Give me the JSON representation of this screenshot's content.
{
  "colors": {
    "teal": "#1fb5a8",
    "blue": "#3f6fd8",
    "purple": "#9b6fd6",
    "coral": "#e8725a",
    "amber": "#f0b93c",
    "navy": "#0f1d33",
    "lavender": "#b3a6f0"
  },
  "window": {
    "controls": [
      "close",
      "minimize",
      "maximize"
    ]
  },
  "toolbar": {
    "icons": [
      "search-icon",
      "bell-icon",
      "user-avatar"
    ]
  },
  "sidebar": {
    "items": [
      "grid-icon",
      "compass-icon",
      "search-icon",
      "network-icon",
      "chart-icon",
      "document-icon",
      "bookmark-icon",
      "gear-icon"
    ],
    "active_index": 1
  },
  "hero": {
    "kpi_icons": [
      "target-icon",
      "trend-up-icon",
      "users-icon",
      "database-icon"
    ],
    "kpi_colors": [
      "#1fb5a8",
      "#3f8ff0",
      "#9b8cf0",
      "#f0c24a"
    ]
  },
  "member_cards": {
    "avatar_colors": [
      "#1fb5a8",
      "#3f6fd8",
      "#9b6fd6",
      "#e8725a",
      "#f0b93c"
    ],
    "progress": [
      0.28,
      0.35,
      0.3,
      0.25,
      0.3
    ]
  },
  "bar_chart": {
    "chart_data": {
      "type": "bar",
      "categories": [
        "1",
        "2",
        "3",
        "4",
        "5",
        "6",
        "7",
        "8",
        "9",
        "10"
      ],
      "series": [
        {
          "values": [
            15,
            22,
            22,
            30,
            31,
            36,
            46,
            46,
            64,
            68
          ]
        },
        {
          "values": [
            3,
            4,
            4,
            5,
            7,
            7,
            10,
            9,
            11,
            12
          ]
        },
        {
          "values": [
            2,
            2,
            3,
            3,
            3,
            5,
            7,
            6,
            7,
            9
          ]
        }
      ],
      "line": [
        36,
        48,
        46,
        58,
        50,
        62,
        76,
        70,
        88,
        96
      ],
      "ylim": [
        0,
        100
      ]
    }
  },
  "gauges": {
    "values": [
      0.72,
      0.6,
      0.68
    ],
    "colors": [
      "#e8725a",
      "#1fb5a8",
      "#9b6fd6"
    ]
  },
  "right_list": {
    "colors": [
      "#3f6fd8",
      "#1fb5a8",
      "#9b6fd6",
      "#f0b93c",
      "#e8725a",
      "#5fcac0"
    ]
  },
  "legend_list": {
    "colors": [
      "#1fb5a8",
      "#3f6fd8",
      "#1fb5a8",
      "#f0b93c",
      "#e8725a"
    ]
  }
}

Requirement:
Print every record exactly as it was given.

Expected answer:
Give me the JSON representation of this screenshot's content.
{
  "colors": {
    "teal": "#1fb5a8",
    "blue": "#3f6fd8",
    "purple": "#9b6fd6",
    "coral": "#e8725a",
    "amber": "#f0b93c",
    "navy": "#0f1d33",
    "lavender": "#b3a6f0"
  },
  "window": {
    "controls": [
      "close",
      "minimize",
      "maximize"
    ]
  },
  "toolbar": {
    "icons": [
      "search-icon",
      "bell-icon",
      "user-avatar"
    ]
  },
  "sidebar": {
    "items": [
      "grid-icon",
      "compass-icon",
      "search-icon",
      "network-icon",
      "chart-icon",
      "document-icon",
      "bookmark-icon",
      "gear-icon"
    ],
    "active_index": 1
  },
  "hero": {
    "kpi_icons": [
      "target-icon",
      "trend-up-icon",
      "users-icon",
      "database-icon"
    ],
    "kpi_colors": [
      "#1fb5a8",
      "#3f8ff0",
      "#9b8cf0",
      "#f0c24a"
    ]
  },
  "member_cards": {
    "avatar_colors": [
      "#1fb5a8",
      "#3f6fd8",
      "#9b6fd6",
      "#e8725a",
      "#f0b93c"
    ],
    "progress": [
      0.28,
      0.35,
      0.3,
      0.25,
      0.3
    ]
  },
  "bar_chart": {
    "chart_data": {
      "type": "bar",
      "categories": [
        "1",
        "2",
        "3",
        "4",
        "5",
        "6",
        "7",
        "8",
        "9",
        "10"
      ],
      "series": [
        {
          "values": [
            15,
            22,
            22,
            30,
            31,
            36,
            46,
            46,
            64,
            68
          ]
        },
        {
          "values": [
            3,
            4,
            4,
            5,
            7,
            7,
            10,
            9,
            11,
            12
          ]
        },
        {
          "values": [
            2,
            2,
            3,
            3,
            3,
            5,
            7,
            6,
            7,
            9
          ]
        }
      ],
      "line": [
        36,
        48,
        46,
        58,
        50,
        62,
        76,
        70,
        88,
        96
      ],
      "ylim": [
        0,
        100
      ]
    }
  },
  "gauges": {
    "values": [
      0.72,
      0.6,
      0.68
    ],
    "colors": [
      "#e8725a",
      "#1fb5a8",
      "#9b6fd6"
    ]
  },
  "right_list": {
    "colors": [
      "#3f6fd8",
      "#1fb5a8",
      "#9b6fd6",
      "#f0b93c",
      "#e8725a",
      "#5fcac0"
    ]
  },
  "legend_list": {
    "colors": [
      "#1fb5a8",
      "#3f6fd8",
      "#1fb5a8",
      "#f0b93c",
      "#e8725a"
    ]
  }
}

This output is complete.